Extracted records
**********
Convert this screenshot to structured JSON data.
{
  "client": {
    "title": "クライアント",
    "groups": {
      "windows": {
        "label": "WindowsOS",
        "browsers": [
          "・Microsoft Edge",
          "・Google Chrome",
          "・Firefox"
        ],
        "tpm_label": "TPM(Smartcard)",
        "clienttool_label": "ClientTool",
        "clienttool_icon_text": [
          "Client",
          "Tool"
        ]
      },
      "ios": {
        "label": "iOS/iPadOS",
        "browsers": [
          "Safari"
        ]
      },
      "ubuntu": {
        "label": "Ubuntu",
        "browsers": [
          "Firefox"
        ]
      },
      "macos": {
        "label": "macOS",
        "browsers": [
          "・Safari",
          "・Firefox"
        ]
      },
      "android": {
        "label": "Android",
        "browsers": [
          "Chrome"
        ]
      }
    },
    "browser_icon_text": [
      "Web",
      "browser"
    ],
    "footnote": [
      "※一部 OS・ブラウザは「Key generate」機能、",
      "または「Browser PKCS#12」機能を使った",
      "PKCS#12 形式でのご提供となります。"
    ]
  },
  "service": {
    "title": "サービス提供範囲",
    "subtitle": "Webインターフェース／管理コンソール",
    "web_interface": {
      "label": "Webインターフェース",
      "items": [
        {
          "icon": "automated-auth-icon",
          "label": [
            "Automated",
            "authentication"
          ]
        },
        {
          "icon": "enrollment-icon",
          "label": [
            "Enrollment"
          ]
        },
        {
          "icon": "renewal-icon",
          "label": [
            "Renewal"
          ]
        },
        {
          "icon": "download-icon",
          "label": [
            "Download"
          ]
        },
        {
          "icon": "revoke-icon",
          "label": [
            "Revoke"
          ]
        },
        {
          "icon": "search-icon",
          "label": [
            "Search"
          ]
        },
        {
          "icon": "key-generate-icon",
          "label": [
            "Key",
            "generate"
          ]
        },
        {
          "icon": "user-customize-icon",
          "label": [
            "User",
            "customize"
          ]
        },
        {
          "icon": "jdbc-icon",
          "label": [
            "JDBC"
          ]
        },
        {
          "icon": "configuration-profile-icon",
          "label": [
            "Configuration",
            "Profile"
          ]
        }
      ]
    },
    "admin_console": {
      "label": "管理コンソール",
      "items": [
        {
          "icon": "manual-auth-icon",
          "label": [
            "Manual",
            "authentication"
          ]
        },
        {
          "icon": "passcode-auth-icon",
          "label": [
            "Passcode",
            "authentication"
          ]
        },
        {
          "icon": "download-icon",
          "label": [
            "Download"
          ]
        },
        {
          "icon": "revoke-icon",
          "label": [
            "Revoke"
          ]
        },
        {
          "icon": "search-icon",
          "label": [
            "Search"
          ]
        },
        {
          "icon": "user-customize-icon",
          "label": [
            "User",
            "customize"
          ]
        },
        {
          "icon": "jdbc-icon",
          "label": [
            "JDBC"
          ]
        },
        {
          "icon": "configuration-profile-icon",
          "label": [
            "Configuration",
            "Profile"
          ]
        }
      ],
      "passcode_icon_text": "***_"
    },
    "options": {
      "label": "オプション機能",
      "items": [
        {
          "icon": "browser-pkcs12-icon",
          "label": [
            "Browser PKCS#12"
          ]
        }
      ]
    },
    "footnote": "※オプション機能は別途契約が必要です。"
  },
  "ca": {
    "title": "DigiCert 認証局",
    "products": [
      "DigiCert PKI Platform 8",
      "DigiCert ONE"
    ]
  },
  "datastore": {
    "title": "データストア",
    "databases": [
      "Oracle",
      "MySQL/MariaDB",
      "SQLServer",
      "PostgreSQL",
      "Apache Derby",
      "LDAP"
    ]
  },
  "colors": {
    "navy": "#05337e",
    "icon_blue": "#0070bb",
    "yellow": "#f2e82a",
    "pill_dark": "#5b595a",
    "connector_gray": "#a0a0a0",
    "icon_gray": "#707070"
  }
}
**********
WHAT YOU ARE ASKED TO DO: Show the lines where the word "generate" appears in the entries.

EXERCISE ANSWER:
      "※一部 OS・ブラウザは「Key generate」機能、",
          "icon": "key-generate-icon",
            "generate"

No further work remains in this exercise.